Helen Margaret Lester was born in Desloge, Missouri, in March 1925, the only child of Rollo Bertell and Margaret Stephens Lester. She entered the University of missouri as a journalism major, but soon switched to Civil Engineering. She received her BSC in 1945. She joined West Virginia Virginia University in 1947 as a graduate student and Instructor in Mechanics, and received her MS in Civil Engineering in 1953. She was a Professor of Theoretical and Applied Mechanics and of Curriculum and Instruction in the Division of Education at WVU. She became Professor Emeritus, Mechanical and Aerospace Engineering in 1983. From 1985 to 1990 she served as Chair of Civil Engineering technology at Indiana University-Purdue University – Fort Wayne. Her husband, Ken Plants, had been a “bureaucrat” with the US Bureau of Mines in MOrgantown – a chemical engineer awith great expertise in cost estimation. Some of their “courting” evenings were spent manually checking the design calculations on the Star City, WV bridge, designed by the Dean and State Bridge Engineer. Helen and Ken had a daughter and two sons. Their daughter Francis lives in Tulsa, is a consulting geologist (married to a geologist) and has two daughters of high school/college age. While in Morgantown, Helen was active in Trinity Episcopal Church where she served as a Vestryman and Bishop’s Man. For many years she was a Girl Scout leader. Helen died in Tulsa, Oklahoma in September 1999.

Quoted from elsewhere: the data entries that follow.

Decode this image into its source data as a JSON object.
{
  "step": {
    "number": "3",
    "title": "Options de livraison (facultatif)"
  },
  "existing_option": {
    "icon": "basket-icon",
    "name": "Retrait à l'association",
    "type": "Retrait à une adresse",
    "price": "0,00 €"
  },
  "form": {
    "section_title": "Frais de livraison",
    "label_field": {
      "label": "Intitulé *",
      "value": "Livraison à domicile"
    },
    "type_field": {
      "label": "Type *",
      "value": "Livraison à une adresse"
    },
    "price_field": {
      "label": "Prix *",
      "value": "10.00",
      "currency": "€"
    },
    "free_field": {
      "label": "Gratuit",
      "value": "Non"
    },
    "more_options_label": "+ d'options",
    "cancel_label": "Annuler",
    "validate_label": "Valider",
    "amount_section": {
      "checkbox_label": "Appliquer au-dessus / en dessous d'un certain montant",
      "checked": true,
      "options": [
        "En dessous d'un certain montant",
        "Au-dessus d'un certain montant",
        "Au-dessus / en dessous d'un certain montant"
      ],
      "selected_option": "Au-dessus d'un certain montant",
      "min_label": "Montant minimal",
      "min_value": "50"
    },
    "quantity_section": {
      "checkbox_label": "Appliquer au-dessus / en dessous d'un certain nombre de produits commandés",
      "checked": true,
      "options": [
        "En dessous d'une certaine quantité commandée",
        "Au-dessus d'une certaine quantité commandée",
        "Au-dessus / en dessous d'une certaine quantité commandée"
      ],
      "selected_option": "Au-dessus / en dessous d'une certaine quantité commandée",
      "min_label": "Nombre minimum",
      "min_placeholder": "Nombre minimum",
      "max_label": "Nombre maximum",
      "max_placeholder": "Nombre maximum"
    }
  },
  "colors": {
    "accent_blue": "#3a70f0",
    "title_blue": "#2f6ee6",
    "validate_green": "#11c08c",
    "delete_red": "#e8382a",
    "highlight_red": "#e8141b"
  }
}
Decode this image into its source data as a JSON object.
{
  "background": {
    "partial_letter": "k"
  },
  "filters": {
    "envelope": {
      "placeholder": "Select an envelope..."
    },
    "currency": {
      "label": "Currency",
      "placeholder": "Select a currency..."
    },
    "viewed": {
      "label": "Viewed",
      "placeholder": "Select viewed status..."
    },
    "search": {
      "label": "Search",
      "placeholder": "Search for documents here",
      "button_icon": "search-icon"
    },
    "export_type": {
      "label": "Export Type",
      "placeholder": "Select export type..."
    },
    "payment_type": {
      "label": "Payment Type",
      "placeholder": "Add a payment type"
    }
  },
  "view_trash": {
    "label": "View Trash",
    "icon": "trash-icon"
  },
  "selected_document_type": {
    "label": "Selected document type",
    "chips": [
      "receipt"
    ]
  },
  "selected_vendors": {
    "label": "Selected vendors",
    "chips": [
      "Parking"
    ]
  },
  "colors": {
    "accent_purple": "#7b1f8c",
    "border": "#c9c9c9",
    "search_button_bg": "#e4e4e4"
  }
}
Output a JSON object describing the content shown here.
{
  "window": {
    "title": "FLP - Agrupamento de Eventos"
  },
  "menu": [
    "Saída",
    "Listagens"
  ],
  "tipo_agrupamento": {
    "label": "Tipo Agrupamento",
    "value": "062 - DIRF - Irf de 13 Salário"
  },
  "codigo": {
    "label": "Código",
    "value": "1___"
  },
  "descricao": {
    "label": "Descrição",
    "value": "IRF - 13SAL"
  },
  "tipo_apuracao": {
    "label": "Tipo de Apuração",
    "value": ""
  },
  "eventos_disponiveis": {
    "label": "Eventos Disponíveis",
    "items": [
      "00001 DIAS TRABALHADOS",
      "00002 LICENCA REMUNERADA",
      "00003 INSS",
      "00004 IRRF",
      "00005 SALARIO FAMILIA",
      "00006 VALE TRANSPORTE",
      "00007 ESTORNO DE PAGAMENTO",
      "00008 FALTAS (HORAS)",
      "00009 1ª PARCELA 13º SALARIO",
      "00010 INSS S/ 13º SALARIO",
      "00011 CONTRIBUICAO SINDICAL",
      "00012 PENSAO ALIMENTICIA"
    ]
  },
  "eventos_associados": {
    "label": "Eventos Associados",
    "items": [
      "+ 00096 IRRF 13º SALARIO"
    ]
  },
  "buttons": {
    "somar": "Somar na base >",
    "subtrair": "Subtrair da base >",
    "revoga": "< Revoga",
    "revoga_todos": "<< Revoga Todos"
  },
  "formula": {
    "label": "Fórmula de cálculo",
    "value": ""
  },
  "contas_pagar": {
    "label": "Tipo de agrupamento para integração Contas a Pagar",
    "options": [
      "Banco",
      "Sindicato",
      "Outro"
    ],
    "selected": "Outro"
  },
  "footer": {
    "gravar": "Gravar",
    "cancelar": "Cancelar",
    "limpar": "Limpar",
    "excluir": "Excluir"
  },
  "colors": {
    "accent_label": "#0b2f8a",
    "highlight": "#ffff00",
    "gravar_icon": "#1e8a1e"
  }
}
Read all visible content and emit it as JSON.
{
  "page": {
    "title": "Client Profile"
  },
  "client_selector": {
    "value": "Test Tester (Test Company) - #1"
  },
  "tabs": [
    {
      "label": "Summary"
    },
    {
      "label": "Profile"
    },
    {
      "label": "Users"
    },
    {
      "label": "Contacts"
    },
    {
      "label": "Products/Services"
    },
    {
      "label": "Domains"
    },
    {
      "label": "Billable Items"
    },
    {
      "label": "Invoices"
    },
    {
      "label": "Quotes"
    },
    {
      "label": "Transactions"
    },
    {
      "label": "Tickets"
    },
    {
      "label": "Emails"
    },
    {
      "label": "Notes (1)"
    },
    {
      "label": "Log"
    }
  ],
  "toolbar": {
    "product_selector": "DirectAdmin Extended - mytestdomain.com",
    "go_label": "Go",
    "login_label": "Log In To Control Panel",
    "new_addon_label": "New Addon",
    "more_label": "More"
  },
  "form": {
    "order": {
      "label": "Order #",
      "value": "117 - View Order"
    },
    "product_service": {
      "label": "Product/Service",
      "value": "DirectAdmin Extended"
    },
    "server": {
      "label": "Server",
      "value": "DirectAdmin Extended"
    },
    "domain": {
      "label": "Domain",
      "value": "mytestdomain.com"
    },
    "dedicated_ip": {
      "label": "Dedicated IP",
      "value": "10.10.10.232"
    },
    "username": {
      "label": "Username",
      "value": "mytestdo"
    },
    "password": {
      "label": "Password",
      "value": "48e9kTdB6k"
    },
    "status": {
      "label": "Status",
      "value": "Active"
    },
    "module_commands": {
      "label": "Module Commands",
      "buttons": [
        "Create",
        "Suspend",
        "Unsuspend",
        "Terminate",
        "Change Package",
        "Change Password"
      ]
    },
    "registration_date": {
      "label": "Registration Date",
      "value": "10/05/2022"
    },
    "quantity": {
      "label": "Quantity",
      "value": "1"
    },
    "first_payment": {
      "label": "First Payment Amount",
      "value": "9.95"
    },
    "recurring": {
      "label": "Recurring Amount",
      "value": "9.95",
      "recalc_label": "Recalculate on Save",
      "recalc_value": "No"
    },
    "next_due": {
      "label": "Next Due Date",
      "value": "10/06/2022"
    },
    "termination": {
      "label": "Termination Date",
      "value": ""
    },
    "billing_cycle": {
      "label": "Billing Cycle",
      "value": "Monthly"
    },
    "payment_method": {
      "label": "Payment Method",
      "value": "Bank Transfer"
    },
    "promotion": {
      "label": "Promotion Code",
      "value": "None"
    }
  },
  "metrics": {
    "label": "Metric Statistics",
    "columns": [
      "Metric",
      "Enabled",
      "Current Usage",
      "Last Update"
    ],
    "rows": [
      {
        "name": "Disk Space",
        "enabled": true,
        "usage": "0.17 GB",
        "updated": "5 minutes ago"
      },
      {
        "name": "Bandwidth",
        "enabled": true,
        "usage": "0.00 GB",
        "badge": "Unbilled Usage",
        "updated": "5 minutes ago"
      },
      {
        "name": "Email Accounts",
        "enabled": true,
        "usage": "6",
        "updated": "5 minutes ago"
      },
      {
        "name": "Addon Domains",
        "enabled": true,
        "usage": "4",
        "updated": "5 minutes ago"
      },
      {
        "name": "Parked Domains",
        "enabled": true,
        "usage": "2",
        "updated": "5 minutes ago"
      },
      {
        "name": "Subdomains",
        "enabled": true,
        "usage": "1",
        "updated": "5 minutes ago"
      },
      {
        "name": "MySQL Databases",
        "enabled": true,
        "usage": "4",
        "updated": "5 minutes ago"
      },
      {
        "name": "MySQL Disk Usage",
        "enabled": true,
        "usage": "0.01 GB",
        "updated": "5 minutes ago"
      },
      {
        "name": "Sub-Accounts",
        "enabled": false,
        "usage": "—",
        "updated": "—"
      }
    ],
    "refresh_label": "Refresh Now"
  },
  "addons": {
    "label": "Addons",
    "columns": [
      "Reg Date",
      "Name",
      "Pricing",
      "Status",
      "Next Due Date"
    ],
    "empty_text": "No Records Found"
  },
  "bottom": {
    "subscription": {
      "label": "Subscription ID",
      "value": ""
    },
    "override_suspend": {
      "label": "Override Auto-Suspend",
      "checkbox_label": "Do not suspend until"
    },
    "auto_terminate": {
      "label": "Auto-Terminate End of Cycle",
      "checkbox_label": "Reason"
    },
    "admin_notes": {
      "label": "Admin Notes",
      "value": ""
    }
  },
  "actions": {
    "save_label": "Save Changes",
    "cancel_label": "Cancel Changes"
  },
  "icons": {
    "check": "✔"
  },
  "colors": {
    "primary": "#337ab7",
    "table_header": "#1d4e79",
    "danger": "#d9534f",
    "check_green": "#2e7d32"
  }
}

From the beginning of her academic career, she was a gifted teacher and role model for the few women students at West Virginia University at the time. Later, she became an advocate of programmed and individualized instruction. She and Wally Venable wrote a series of papers on these topics and several texts: Introduction to Statics, a Programmed Text (1975), A Programmed INtroduction to Dynamics (1967), and Mechanics of Materials, A Programmed Textbook (1974). She established the first doctoral program in Engineering Education at West Virginia University.
In 1975, the Univesity of Missouri at Columbia recognized her with the Missouri Honor Award for Distinguished Service in Engineering. She became an ASEE Fellow in 1983 as a member of the first class of Fellows. She als received Distinguished Service Award, Western Electric Fund Award, and was an ASEE Vice-President (1974 – 1976).
Helen Plants was one of the pioneers in the Educational Rsearch and Methods Division. she was chair of ERM for three tersm (1970 – 1973) and she served as the Secretary/Treasurer for one year before that. She was a regular contributor to the ERM Magazine and Engineering Education. After the ERM Division became a co-sponsor of FIE, she led the efforts to develop workshops and other creative sessions for the conferece. The conference then decided to recognize her creativity and contributions by naming the award for the best non-traditional presentation after her, as she truly exemplified the characteristics that the sessions exemplify.
Information above provided by Wally Venable, Ed Jones, Jim Stice, and John Lindenlaub.